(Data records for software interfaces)

*** Begin section ***

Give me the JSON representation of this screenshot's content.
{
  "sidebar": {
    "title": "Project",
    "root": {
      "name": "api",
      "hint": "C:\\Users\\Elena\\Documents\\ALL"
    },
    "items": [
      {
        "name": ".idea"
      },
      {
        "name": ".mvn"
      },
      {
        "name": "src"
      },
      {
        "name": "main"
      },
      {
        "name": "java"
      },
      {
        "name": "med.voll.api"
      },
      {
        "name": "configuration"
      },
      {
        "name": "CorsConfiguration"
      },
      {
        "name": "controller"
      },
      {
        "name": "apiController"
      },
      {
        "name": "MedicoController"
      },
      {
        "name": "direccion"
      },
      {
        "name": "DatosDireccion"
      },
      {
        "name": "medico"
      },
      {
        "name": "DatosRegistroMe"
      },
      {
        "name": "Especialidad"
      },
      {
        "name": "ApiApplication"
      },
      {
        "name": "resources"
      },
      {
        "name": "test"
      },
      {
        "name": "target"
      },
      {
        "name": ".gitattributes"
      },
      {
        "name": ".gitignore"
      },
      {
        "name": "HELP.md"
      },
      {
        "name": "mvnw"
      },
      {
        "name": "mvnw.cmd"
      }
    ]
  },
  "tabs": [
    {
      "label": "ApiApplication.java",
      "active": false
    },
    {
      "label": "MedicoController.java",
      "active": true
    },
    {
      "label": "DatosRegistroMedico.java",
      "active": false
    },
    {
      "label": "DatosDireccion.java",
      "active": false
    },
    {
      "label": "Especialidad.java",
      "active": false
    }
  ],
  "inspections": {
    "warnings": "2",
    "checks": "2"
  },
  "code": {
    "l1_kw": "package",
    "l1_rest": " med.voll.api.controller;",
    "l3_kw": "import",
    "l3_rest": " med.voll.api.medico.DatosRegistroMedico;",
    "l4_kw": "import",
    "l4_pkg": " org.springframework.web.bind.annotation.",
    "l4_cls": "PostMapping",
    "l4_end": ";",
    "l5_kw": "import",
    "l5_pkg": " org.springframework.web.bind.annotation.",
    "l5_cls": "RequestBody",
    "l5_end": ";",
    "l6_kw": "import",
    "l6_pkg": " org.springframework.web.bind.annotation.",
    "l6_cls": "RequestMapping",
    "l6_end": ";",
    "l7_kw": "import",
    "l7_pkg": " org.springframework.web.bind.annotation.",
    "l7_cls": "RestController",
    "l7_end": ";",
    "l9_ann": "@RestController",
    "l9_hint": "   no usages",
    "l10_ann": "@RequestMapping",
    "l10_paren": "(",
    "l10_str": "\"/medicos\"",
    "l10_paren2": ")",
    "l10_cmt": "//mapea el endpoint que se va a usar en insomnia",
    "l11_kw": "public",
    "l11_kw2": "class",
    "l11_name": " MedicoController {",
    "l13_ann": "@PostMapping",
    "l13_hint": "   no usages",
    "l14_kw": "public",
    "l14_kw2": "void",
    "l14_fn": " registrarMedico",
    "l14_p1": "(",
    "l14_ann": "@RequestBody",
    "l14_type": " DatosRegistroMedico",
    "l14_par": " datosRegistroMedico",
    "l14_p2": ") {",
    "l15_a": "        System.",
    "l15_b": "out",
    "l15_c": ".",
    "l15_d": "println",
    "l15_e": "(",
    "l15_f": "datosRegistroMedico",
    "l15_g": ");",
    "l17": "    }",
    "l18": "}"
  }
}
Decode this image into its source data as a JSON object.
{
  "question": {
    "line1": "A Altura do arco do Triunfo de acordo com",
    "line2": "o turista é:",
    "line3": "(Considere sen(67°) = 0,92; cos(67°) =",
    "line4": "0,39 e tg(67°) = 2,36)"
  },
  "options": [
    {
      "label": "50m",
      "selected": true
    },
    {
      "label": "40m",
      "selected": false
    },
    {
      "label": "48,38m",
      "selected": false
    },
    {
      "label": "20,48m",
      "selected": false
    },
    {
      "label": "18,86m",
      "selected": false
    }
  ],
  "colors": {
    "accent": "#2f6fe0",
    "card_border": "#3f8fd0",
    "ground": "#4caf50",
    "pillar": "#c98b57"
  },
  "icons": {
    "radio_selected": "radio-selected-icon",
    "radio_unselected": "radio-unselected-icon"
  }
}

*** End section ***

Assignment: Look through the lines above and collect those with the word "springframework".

Expected output:
    "l4_pkg": " org.springframework.web.bind.annotation.",
    "l5_pkg": " org.springframework.web.bind.annotation.",
    "l6_pkg": " org.springframework.web.bind.annotation.",
    "l7_pkg": " org.springframework.web.bind.annotation.",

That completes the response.